The Microsoft Threat Analysis Threat Center reports that a sophisticated Russian disinformation campaign is attempting to undermine the Paris Olympic Games. These campaigns are also targeting France, French President Emmanuel Macron and the International Olympic Committee (IOC). 

The report states that two Russian disinformation groups are at the heart of this campaign: Storm-1679 and Storm-1099. As the Olympics draw closer, it is likely that the actions of these disinformation groups will increase in intensity

Secuity leaders weigh in

Patrick Tiquet, Vice President, Security & Architecture at Keeper Security:

“The recent Microsoft report underscores the significant cyber threats posed by Russian actors to the Paris Olympics. By combining AI capabilities with all the other tools in their arsenals, threat actors could unleash a multifaceted assault involving anything from sophisticated misinformation campaigns to cyber espionage and even potential disruptions to critical infrastructure. However, while these threats loom large, they also present an opportunity for event organizers to bolster their cybersecurity defenses. By embracing advanced encryption methods, implementing stringent access controls and conducting regular security audits, organizers can effectively mitigate many of the risks being posed to the Games.”

Patrick Harr, CEO at Pleasanton, Calif.-based SlashNext Email Security+:

“Emotions run high during high profile events, such as the Olympics, and hackers will quickly take advantage of the predictability of fans falling prey to malicious content that leads to data breaches. With this popular sporting event, it’s easy for hackers to prey on the excitement. 

“The sophistication of phishing threats is becoming more difficult to detect, especially for users. With the Olympics nearly upon us, Olympic-themed phishing sites will pop up to steal credentials for future corporate-based attacks or commit credit card fraud. Organizations must educate their employees and, most importantly, be proactive in securing BYOD. With the increased use of BYOD and dual-purpose devices, it’s important to avoid giving away login credentials or accidentally adding malicious browser extensions which can be used to breach corporate assets.

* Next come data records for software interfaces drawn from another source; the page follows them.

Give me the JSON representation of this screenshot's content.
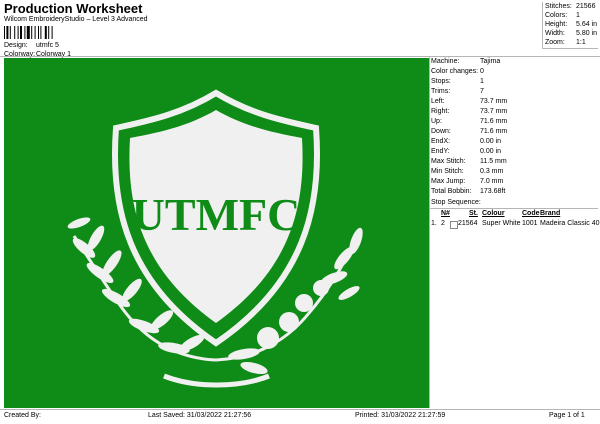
{
  "header": {
    "title": "Production Worksheet",
    "subtitle": "Wilcom EmbroideryStudio – Level 3 Advanced",
    "design_label": "Design:",
    "design_value": "utmfc 5",
    "colorway_label": "Colorway:",
    "colorway_value": "Colorway 1"
  },
  "summary": [
    {
      "label": "Stitches:",
      "value": "21566"
    },
    {
      "label": "Colors:",
      "value": "1"
    },
    {
      "label": "Height:",
      "value": "5.64 in"
    },
    {
      "label": "Width:",
      "value": "5.80 in"
    },
    {
      "label": "Zoom:",
      "value": "1:1"
    }
  ],
  "design": {
    "background_color": "#0f8c17",
    "thread_color": "#f0f0f0",
    "text": "UTMFC"
  },
  "details": [
    {
      "label": "Machine:",
      "value": "Tajima"
    },
    {
      "label": "Color changes:",
      "value": "0"
    },
    {
      "label": "Stops:",
      "value": "1"
    },
    {
      "label": "Trims:",
      "value": "7"
    },
    {
      "label": "Left:",
      "value": "73.7 mm"
    },
    {
      "label": "Right:",
      "value": "73.7 mm"
    },
    {
      "label": "Up:",
      "value": "71.6 mm"
    },
    {
      "label": "Down:",
      "value": "71.6 mm"
    },
    {
      "label": "EndX:",
      "value": "0.00 in"
    },
    {
      "label": "EndY:",
      "value": "0.00 in"
    },
    {
      "label": "Max Stitch:",
      "value": "11.5 mm"
    },
    {
      "label": "Min Stitch:",
      "value": "0.3 mm"
    },
    {
      "label": "Max Jump:",
      "value": "7.0 mm"
    },
    {
      "label": "Total Bobbin:",
      "value": "173.68ft"
    }
  ],
  "stop_sequence": {
    "label": "Stop Sequence:",
    "columns": [
      "N#",
      "St.",
      "Colour",
      "Code",
      "Brand"
    ],
    "rows": [
      {
        "index": "1.",
        "n": "2",
        "st": "21564",
        "colour": "Super White",
        "code": "1001",
        "brand": "Madeira Classic 40",
        "swatch": "#ffffff"
      }
    ]
  },
  "footer": {
    "created_by": "Created By:",
    "last_saved": "Last Saved: 31/03/2022 21:27:56",
    "printed": "Printed: 31/03/2022 21:27:59",
    "page": "Page 1 of 1"
  }
}
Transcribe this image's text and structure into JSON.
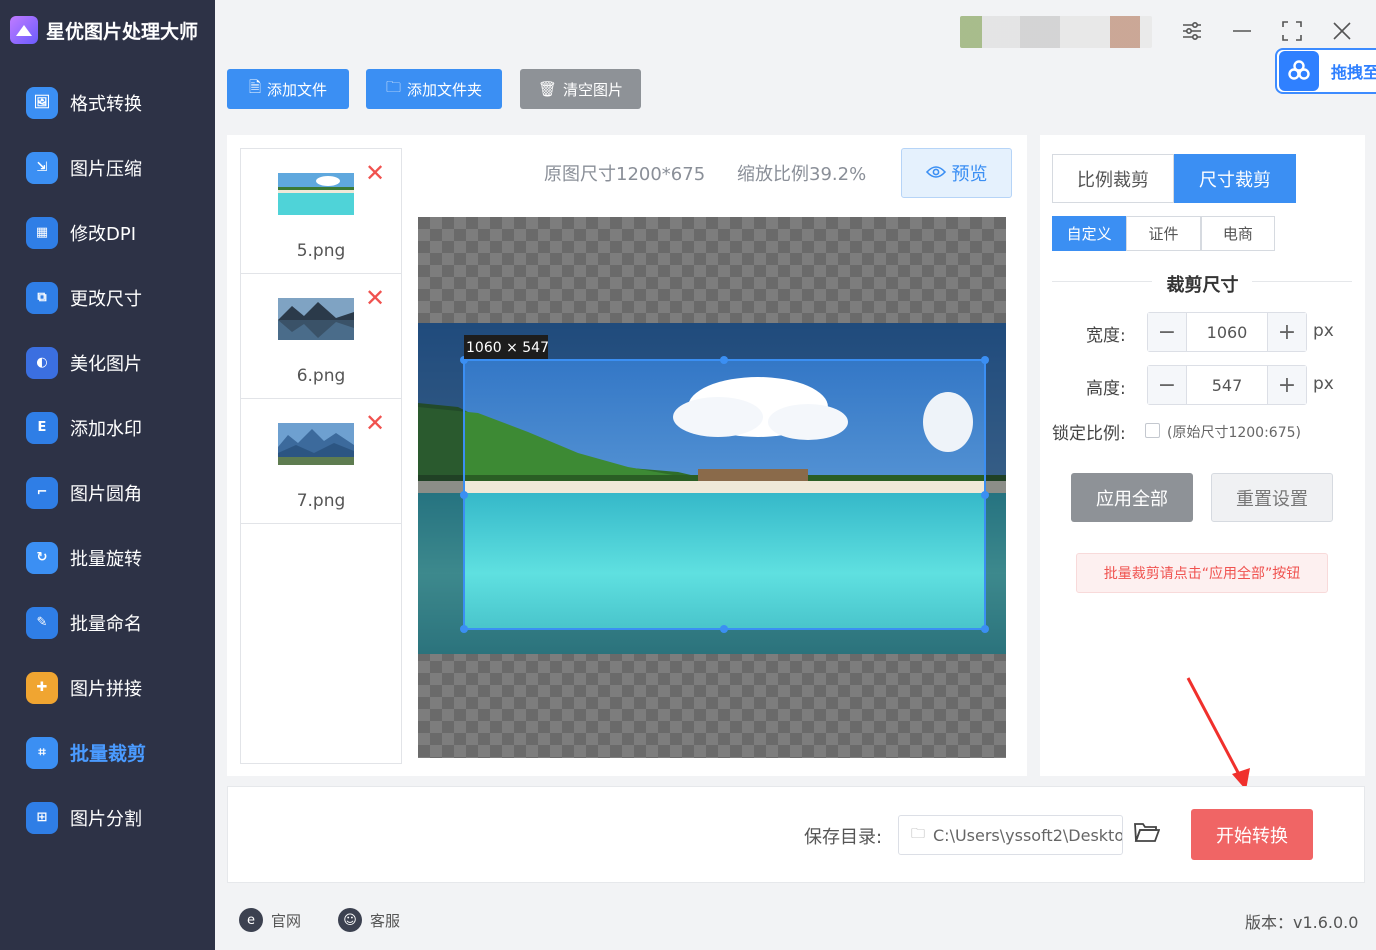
{
  "app": {
    "title": "星优图片处理大师"
  },
  "sidebar": {
    "items": [
      {
        "label": "格式转换",
        "icon": "image-convert-icon",
        "color": "#3b8ff3",
        "glyph": "🖼"
      },
      {
        "label": "图片压缩",
        "icon": "compress-icon",
        "color": "#3b8ff3",
        "glyph": "⇲"
      },
      {
        "label": "修改DPI",
        "icon": "dpi-icon",
        "color": "#2f7ee6",
        "glyph": "▦"
      },
      {
        "label": "更改尺寸",
        "icon": "resize-icon",
        "color": "#2f7ee6",
        "glyph": "⧉"
      },
      {
        "label": "美化图片",
        "icon": "beautify-icon",
        "color": "#3b6fe0",
        "glyph": "◐"
      },
      {
        "label": "添加水印",
        "icon": "watermark-icon",
        "color": "#2f7ee6",
        "glyph": "E"
      },
      {
        "label": "图片圆角",
        "icon": "round-corner-icon",
        "color": "#2f7ee6",
        "glyph": "⌐"
      },
      {
        "label": "批量旋转",
        "icon": "rotate-icon",
        "color": "#3b8ff3",
        "glyph": "↻"
      },
      {
        "label": "批量命名",
        "icon": "rename-icon",
        "color": "#2f7ee6",
        "glyph": "✎"
      },
      {
        "label": "图片拼接",
        "icon": "puzzle-icon",
        "color": "#f0a531",
        "glyph": "✚"
      },
      {
        "label": "批量裁剪",
        "icon": "crop-icon",
        "color": "#3b8ff3",
        "glyph": "⌗",
        "active": true
      },
      {
        "label": "图片分割",
        "icon": "split-icon",
        "color": "#2f7ee6",
        "glyph": "⊞"
      }
    ]
  },
  "topbar": {
    "drag_label": "拖拽至",
    "add_file": "添加文件",
    "add_folder": "添加文件夹",
    "clear_images": "清空图片"
  },
  "files": [
    {
      "name": "5.png",
      "thumb": "beach"
    },
    {
      "name": "6.png",
      "thumb": "lake"
    },
    {
      "name": "7.png",
      "thumb": "mountains"
    }
  ],
  "preview": {
    "original_size": "原图尺寸1200*675",
    "zoom": "缩放比例39.2%",
    "preview_label": "预览",
    "crop_badge": "1060 × 547"
  },
  "settings": {
    "mode_tabs": [
      "比例裁剪",
      "尺寸裁剪"
    ],
    "active_mode": 1,
    "sub_tabs": [
      "自定义",
      "证件",
      "电商"
    ],
    "active_sub": 0,
    "section_title": "裁剪尺寸",
    "width_label": "宽度:",
    "width_value": "1060",
    "height_label": "高度:",
    "height_value": "547",
    "unit": "px",
    "lock_label": "锁定比例:",
    "lock_hint": "(原始尺寸1200:675)",
    "lock_checked": false,
    "apply_all": "应用全部",
    "reset": "重置设置",
    "tip": "批量裁剪请点击“应用全部”按钮"
  },
  "save": {
    "label": "保存目录:",
    "path": "C:\\Users\\yssoft2\\Deskto",
    "start": "开始转换"
  },
  "footer": {
    "website": "官网",
    "support": "客服",
    "version": "版本：v1.6.0.0"
  }
}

“Protect your organization by encouraging users to exercise extreme caution when participating in anything related to the Olympics. Most importantly, have the right security tools in place, including real-time mobile, browser and email security solutions.”

Andrew Harding, Vice President, Security Strategy at Menlo Security:

“I’ve worked on the cyber defenses associated with the Olympics in the past, and the kind of attack varies. The focus has tended to be on the newest technology or the weakest area of defense. In the Beijing 2008 Olympics, there was concern about Wi-Fi being compromised — and over privacy. In Soichi, during the 2014 Winter Games, sophisticated network defenses protected the games-related infrastructure — and the Russian government monitored all web traffic to defend against terrorist threats. While these defenses prevented attacks, some objected to the monitoring, retention and analysis of all that user data. But the worries many had over DDoS attacks on the games were largely managed with effective defenses. Much has changed in the last four to eight years.

“As threat actors have adopted more adaptable and evasive techniques, I worry that traditional controls might not be able to stop phishing attacks and ransomware delivery. Without a secure enterprise browsing a solution, impostor web sites or sites that smuggle malware onto computers or phones can slip through defenses. Research from Menlo shows these attacks increasing greatly, and it’s supported by the Cisco Talos Threat Intelligence, which shows that these tactics increased 20% in the first half of 2024. Any target of consequence has to worry about these new tactics. Whether the goal is notoriety to advance a cause or financial cybercrime, targets don’t get much bigger than the Summer Olympics. As in past games, private companies and governments must work together to prevent a cyberattack, but it’s worrisome that new tactics have emerged and are growing in use and effectiveness as we approach such an important event. 

“The scale and significance of the event make it an attractive target for cybercriminals, hacktivists and even nation-state actors. Therefore, robust cybersecurity measures are essential to safeguard the integrity, security and smooth functioning of the Olympic Games.”

JT Keating, Senior Vice President of Strategic Initiatives at Zimperium:

“Today, mobile security and education in the enterprise is more crucial than ever. In most cases, mobile devices represent a significant, unaddressed attack surface for enterprises. No matter if they are corporate-owned or part of a BYOD strategy, the need to implement proper security controls and educate end-users about potential threats is critical.

“Without defenses in place to stand up against these growing threats — especially during events like the Olympics — enterprises and their employees are left at risk. However, education is only part of the solution. Attackers are becoming increasingly sophisticated and are always developing new tactics and techniques to undermine employees that have undergone some level of anti-phishing training. Technology is available today that can help fill in the gaps, minimizing the risk and attack surface presented by threat actors.

“As technology evolves to address new business challenges and needs, the modern mobile era has ushered in a new category of security to help combat current threats. Organizations can and should continue to use Mobile Device Management (MDM) — but only if they are tying it to a Mobile Threat Defense (MTD) solution, which can detect and prevent mobile device, network, phishing and malicious app attacks.”